A little while ago, Jason Santa Maria wrote a very interesting post about Photoshop and Fireworks (as well about Adobe in general…) in which he brings up many good points to which the powers that be at Adobe should pay real close attention.
First, he admits that, although Photoshop is the Adobe application he uses the most as he designs Web sites with it, at the end of the day, it really is completely inadequate for that kind of job. To me this is as true today as it was when I ditched Photoshop to use Fireworks years ago for the same reasons. Like me, many commenters to his post don’t understand how so many designers still use Photoshop for site design or for any kind of layout work for that matter (Web or print based). That is a subject I have touched on here before and something I often discuss with fellow designers. For all the incredible power Photoshop has for editing photographic images, it is indeed “woefully inadequate” as a layout application as Jason puts it. Comment #58 really nails it on the head as to why IMO.
But that is not the important part of his post for me. He then moves on to say that, after getting fed up with the tedium of doing layout work in Photoshop, he tried Fireworks again recently and realized that, almost 3 years after Adobe acquired Macromedia, Fireworks still languishes and and still only gets paltry new features at best, most being touted by how they integrate with other Adobe apps. This is where he hits a very sore spot for me.
Following on his first very valid point about Photoshop’s inadequacies as a Web and UI design tool, Fireworks should have been the application that truly filled that gap but in reality, it has not. We can blame this in a large part on Macromedia’s truly abysmal marketing of Fireworks in the past and the fact that Adobe is not doing any better now, but in reality, the problem lies much deeper than that IMO. I’m realizing that it’s really no coincidence that so many design professionals still perceive Fireworks as amateurish because, in a lot of ways, it is. If we want to be honest, Fireworks has never evolved or matured in a significant manner after Fireworks 4. What truly innovative feature has been added to Fireworks since then?
It has now lost its direction completely as Macromedia then Adobe cannot seem to decide if they want to make Fireworks a truly professional design application that serves the needs of power users working on real Web site design projects or a jack of all trade and master of none lite design app for weekend Web designers. I agree 1000% with Jason on this.
At some point, Adobe will have to decide either way and put real resources behind Fireworks’ development. If not, it will keep languishing and will eventually die. At this point, I for one am already loosing faith in Fireworks and anyone who knows me knows how devoted a Fireworks evangelist I have been for so long. But reality is catching up with me.
As the projects I work on are getting more complex and as my design skills improve, I find Fireworks increasingly frustrating to work with for some of the same reasons I abandonned Photoshop all those years ago. It is becoming inadequate for larger projects. The pain points in my workflow are not in the same places as they were in Photoshop, but they are very real nonetheless and make me waste a lot of valuable time.

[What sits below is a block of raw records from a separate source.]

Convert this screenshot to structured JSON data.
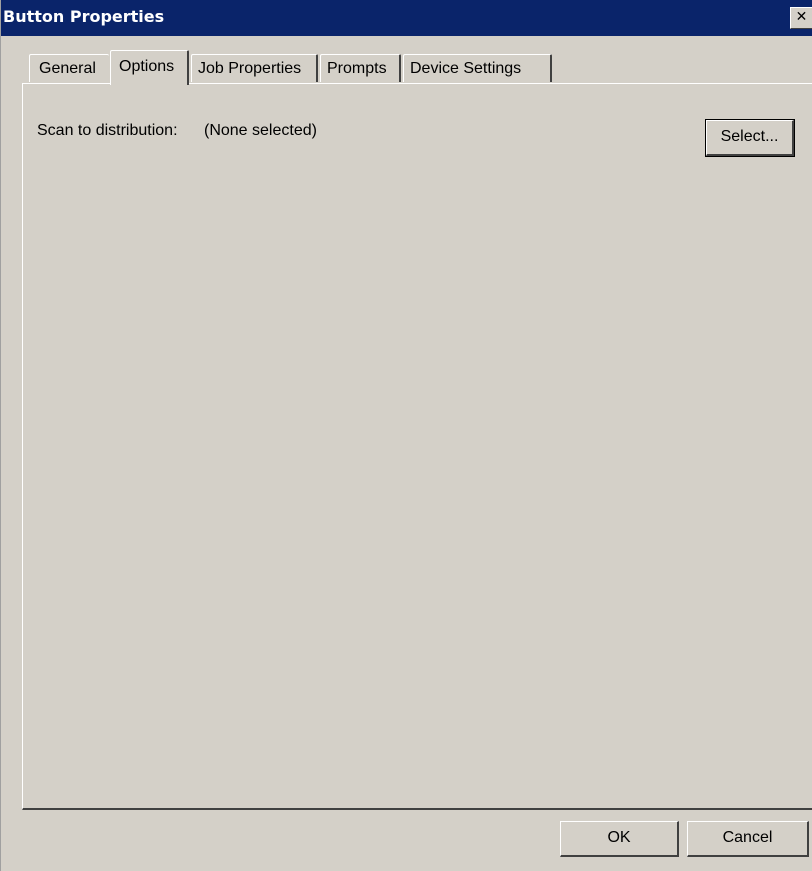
{
  "window": {
    "title": "Button Properties",
    "close_glyph": "✕"
  },
  "tabs": [
    {
      "label": "General",
      "active": false
    },
    {
      "label": "Options",
      "active": true
    },
    {
      "label": "Job Properties",
      "active": false
    },
    {
      "label": "Prompts",
      "active": false
    },
    {
      "label": "Device Settings",
      "active": false
    }
  ],
  "options": {
    "scan_label": "Scan to distribution:",
    "scan_value": "(None selected)",
    "select_button": "Select..."
  },
  "footer": {
    "ok_label": "OK",
    "cancel_label": "Cancel"
  },
  "colors": {
    "titlebar": "#0a246a",
    "face": "#d4d0c8"
  }
}
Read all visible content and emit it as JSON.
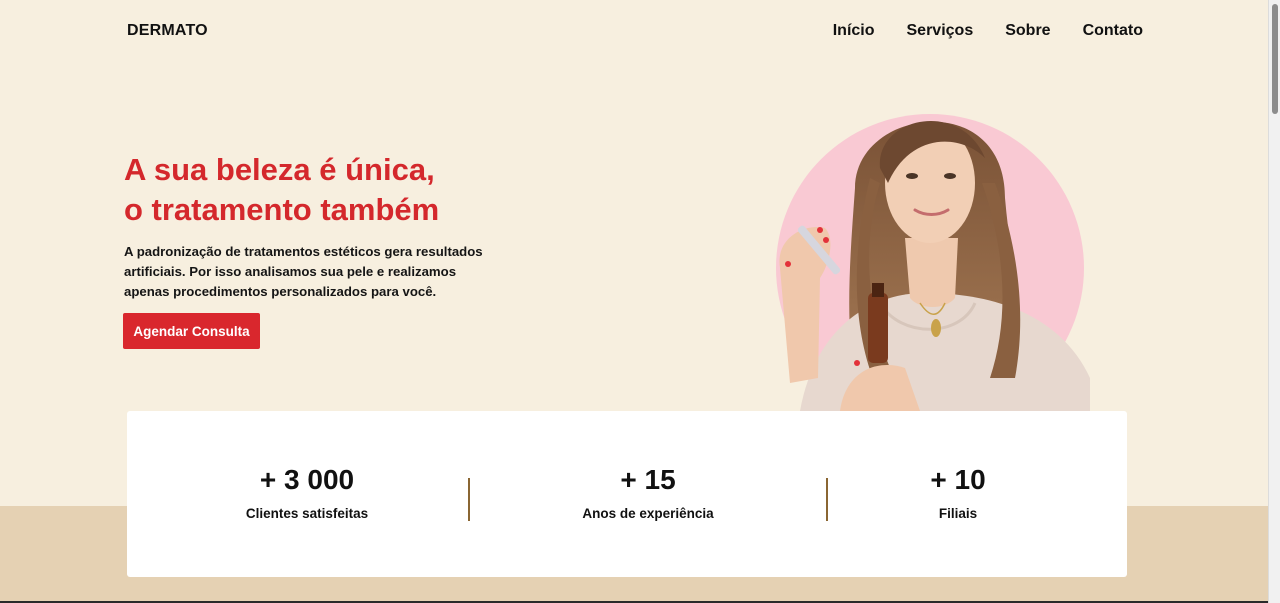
{
  "header": {
    "logo": "DERMATO",
    "nav": [
      "Início",
      "Serviços",
      "Sobre",
      "Contato"
    ]
  },
  "hero": {
    "title_line1": "A sua beleza é única,",
    "title_line2": "o tratamento também",
    "description": "A padronização de tratamentos estéticos gera resultados artificiais. Por isso analisamos sua pele e realizamos apenas procedimentos personalizados para você.",
    "cta_label": "Agendar Consulta"
  },
  "stats": [
    {
      "value": "+ 3 000",
      "label": "Clientes satisfeitas"
    },
    {
      "value": "+ 15",
      "label": "Anos de experiência"
    },
    {
      "value": "+ 10",
      "label": "Filiais"
    }
  ],
  "colors": {
    "accent": "#d9272d",
    "background": "#f7efdf",
    "band": "#e5d1b3",
    "divider": "#8a6632",
    "circle": "#f9c9d3"
  }
}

For example, now that we finally have multiple pages (let’s pass on the ridiculously half baked single Master Page implementation), we should also be getting tools that speed up the editing of the more complex documents we’re creating. I’m talking things like text styles as in InDesign and Illustrator, but especially, real color management with individual color swatches which can be set as global colors. This means that if you apply a color to objects, text or effects properties from a global color swatch, editing that one swatch in the colors panel will cascade the change throughout the entire document automatically and immediately. I’m not talking about something on the level of Illustrator’s LiveColor here but a truly basic feature that has been taken for grated in all vector design applications I know for over 2 decades.
On the last project I worked on, I got extremely frustrated with Fireworks’ absolutely primitive color features when I needed to make color changes across a document to experiment with different color schemes. With global color swatches, it would have been trivial but now, it is a real pain. This is just one example. Jason brings up many others in the later part of his post. I’m really skeptical now that Fireworks will ever get there so I’ve started exploring new avenues that will alleviate some of the more serious pain points in my design work flow.
Recently, I’ve been thinking a lot about going to Illustrator to do the actual design work and only bring those layouts in Fireworks for the purpose of slicing, optiming and exporting graphics. I truly cannot stand Photoshop’s and Illustrator’s “slicing” features and “Save for Web” modal dialog window so I would have to keep performing those tasks in Fireworks. By doing this I would loose some of the integration advantage Fireworks has always given me (no need to move to different apps for different taks) but in the end, slicing and exporting accounts for a fraction of the time I spend actually designing Web site layouts and, in Illustrator, I would get real color management, external assets linking, text styles and a much more sophisticated basic vector editing toolset.
If Fireworks does not bring a good dose of sophistication to its core design toolset very soon, I feel that’s exactly what I’ll have no choice to do. Many of us long time Fireworks users and evangelists have been more than patient with Macromedia and Adobe but my patience is running out…